On 13 September 1931 the Schneider Trophy was won outright for Britain on Southampton Water by Flt Lt John Boothman flying Supermarine S6B, S1595, with a record-breaking average speed of 379.08mph. In Supermarine Rolls-Royce S6B Owners' Workshop Manual, Ralph Pegram relates the story of the Schneider Trophy competitions and describes the development of British high-speed seaplane designs. He examines the anatomy of the S6B (including the Rolls-Royce R engine), as well as giving rare insights into its flying characteristics and how it was maintained, operated and – of course – raced in the final competition.
About the Author
Ralph Pegram pursued a career as a geologist in the oil exploration business before retiring to concentrate on his passion for aviation history. He has a particular interest in the Schneider Trophy contests and its aircraft, which he has been researching for more than 30 years.

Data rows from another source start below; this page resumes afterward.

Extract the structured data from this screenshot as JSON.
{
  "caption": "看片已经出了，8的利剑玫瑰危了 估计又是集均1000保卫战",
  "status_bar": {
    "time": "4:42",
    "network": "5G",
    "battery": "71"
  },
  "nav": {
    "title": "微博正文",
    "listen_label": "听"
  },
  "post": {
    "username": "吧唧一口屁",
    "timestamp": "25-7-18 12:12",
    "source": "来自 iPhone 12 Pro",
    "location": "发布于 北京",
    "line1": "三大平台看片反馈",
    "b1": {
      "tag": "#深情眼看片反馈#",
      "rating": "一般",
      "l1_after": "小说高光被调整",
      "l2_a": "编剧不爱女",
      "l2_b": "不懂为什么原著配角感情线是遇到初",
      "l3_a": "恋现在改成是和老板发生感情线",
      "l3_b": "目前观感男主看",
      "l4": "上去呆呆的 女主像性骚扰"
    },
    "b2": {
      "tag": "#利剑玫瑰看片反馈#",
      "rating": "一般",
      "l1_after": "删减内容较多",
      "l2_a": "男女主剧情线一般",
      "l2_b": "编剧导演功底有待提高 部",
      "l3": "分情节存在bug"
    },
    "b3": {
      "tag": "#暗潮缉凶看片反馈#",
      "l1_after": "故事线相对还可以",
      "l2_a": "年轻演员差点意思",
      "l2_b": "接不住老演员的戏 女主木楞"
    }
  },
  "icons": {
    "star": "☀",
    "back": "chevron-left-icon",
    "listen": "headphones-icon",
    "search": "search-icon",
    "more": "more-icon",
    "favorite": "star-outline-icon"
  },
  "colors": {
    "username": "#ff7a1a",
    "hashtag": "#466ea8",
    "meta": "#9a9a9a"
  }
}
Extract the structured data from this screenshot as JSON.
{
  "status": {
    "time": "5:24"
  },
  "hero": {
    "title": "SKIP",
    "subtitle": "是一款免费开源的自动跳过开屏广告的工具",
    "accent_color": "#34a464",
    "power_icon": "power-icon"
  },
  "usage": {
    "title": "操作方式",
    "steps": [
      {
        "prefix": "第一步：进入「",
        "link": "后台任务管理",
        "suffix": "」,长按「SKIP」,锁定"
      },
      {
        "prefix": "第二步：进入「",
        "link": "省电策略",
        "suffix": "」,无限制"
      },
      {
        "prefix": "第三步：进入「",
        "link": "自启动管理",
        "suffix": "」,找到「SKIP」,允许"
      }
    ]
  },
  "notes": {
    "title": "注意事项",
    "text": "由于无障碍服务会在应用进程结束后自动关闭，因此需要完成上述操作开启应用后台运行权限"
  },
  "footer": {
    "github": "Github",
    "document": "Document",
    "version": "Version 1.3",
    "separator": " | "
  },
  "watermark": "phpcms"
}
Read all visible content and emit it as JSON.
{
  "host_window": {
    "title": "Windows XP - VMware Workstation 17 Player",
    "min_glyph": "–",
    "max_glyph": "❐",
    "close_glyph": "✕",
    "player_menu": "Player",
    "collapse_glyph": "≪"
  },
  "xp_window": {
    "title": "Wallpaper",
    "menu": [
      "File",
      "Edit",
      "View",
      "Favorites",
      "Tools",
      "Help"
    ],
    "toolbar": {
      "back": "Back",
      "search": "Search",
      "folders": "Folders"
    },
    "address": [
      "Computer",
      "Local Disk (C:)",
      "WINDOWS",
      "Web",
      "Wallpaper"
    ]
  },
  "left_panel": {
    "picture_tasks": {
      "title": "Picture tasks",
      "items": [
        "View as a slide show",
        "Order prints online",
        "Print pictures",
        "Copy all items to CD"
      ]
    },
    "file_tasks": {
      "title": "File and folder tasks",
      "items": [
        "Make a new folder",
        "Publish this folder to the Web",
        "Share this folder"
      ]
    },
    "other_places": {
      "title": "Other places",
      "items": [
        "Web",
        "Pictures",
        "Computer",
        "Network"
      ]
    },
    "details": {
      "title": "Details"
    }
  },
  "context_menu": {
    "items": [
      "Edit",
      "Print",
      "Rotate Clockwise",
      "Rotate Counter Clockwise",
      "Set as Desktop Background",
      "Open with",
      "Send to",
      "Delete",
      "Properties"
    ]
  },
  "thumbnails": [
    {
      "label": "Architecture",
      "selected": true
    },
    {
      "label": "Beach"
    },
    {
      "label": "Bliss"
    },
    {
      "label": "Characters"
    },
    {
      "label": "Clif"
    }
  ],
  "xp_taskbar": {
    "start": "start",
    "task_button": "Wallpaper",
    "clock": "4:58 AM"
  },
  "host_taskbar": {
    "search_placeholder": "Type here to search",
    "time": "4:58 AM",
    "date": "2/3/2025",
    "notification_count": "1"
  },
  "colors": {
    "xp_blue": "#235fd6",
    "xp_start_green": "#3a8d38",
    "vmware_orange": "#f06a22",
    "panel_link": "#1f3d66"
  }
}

Ralph is the author of Schneider Trophy Seaplanes and Flying Boats (2012) and Beyond the Spitfire: The Unseen Designs of R.J. Mitchell (2016). He lives in Hampshire.